Deletion of the deISGylating enzyme USP18 enhances tumour cell antigenicity and radiosensitivity
Pinto-Fernandez A., Salio M., Partridge T., Chen J., Vere G., Greenwood H., Olie CS., Damianou A., Scott HC., Pegg HJ., Chiarenza A., Díaz-Saez L., Smith P., Gonzalez-Lopez C., Patel B., Anderton E., Jones N., Hammonds TR., Huber K., Muschel R., Borrow P., Cerundolo V., Kessler BM.

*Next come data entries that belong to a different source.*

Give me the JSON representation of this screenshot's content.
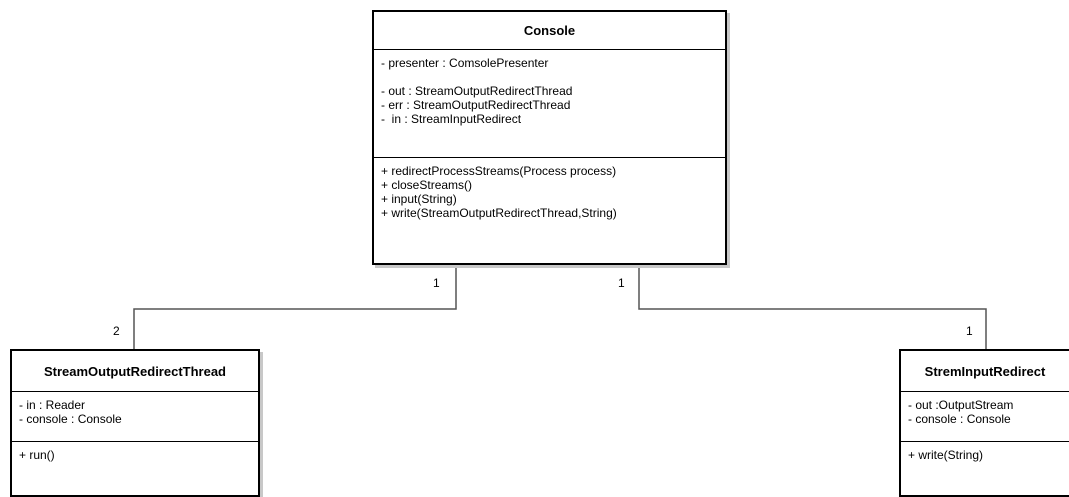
{
  "classes": {
    "console": {
      "name": "Console",
      "attributes_group1": [
        "- presenter : ComsolePresenter"
      ],
      "attributes_group2": [
        "- out : StreamOutputRedirectThread",
        "- err : StreamOutputRedirectThread",
        "-  in : StreamInputRedirect"
      ],
      "operations": [
        "+ redirectProcessStreams(Process process)",
        "+ closeStreams()",
        "+ input(String)",
        "+ write(StreamOutputRedirectThread,String)"
      ]
    },
    "stream_output": {
      "name": "StreamOutputRedirectThread",
      "attributes": [
        "- in : Reader",
        "- console : Console"
      ],
      "operations": [
        "+ run()"
      ]
    },
    "stream_input": {
      "name": "StremInputRedirect",
      "attributes": [
        "- out :OutputStream",
        "- console : Console"
      ],
      "operations": [
        "+ write(String)"
      ]
    }
  },
  "associations": [
    {
      "from": "Console",
      "to": "StreamOutputRedirectThread",
      "source_multiplicity": "1",
      "target_multiplicity": "2"
    },
    {
      "from": "Console",
      "to": "StremInputRedirect",
      "source_multiplicity": "1",
      "target_multiplicity": "1"
    }
  ],
  "colors": {
    "border": "#000000",
    "shadow": "#c8c8c8",
    "background": "#ffffff"
  }
}
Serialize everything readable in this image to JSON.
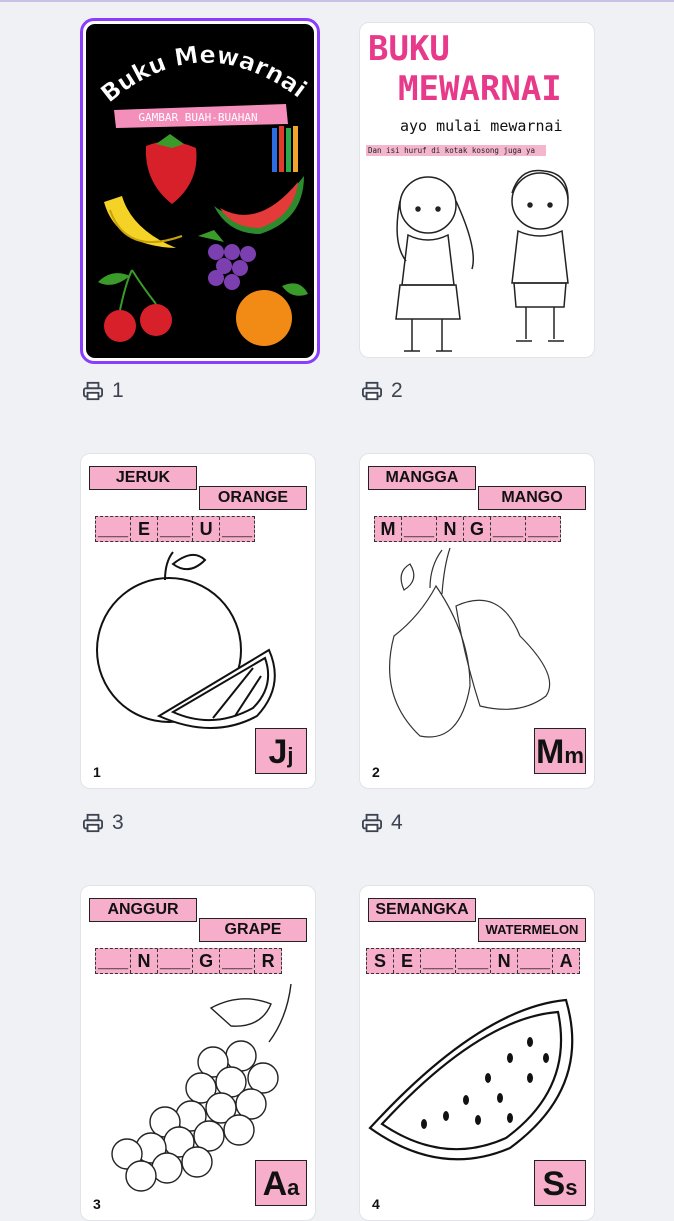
{
  "pages": [
    {
      "num": "1",
      "cover_title": "Buku Mewarnai",
      "cover_subtitle": "GAMBAR BUAH-BUAHAN"
    },
    {
      "num": "2",
      "title_line1": "BUKU",
      "title_line2": "MEWARNAI",
      "tagline": "ayo mulai mewarnai",
      "instruction": "Dan isi huruf di kotak kosong juga ya"
    },
    {
      "num": "3",
      "word_id": "JERUK",
      "word_en": "ORANGE",
      "blanks": [
        "___",
        "E",
        "___",
        "U",
        "___"
      ],
      "letter_big": "J",
      "letter_small": "j",
      "card_no": "1"
    },
    {
      "num": "4",
      "word_id": "MANGGA",
      "word_en": "MANGO",
      "blanks": [
        "M",
        "___",
        "N",
        "G",
        "___",
        "___"
      ],
      "letter_big": "M",
      "letter_small": "m",
      "card_no": "2"
    },
    {
      "num": "",
      "word_id": "ANGGUR",
      "word_en": "GRAPE",
      "blanks": [
        "___",
        "N",
        "___",
        "G",
        "___",
        "R"
      ],
      "letter_big": "A",
      "letter_small": "a",
      "card_no": "3"
    },
    {
      "num": "",
      "word_id": "SEMANGKA",
      "word_en": "WATERMELON",
      "blanks": [
        "S",
        "E",
        "___",
        "___",
        "N",
        "___",
        "A"
      ],
      "letter_big": "S",
      "letter_small": "s",
      "card_no": "4"
    }
  ],
  "icons": {
    "print": "printer-icon"
  }
}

Abstract Background Interferon (IFN) signalling pathways, a key element of the innate immune response, contribute to resistance to conventional chemotherapy, radiotherapy, and immunotherapy, and are often deregulated in cancer. The deubiquitylating enzyme USP18 is a major negative regulator of the IFN signalling cascade and is the predominant human protease that cleaves ISG15, a ubiquitin-like protein tightly regulated in the context of innate immunity, from its modified substrate proteins in vivo. Methods In this study, using advanced proteomic techniques, we have significantly expanded the USP18-dependent ISGylome and proteome in a chronic myeloid leukaemia (CML)-derived cell line. USP18-dependent effects were explored further in CML and colorectal carcinoma cellular models. Results Novel ISGylation targets were characterised that modulate the sensing of innate ligands, antigen presentation and secretion of cytokines. Consequently, CML USP18-deficient cells are more antigenic, driving increased activation of cytotoxic T lymphocytes (CTLs) and are more susceptible to irradiation. Conclusions Our results provide strong evidence for USP18 in regulating antigenicity and radiosensitivity, highlighting its potential as a cancer target.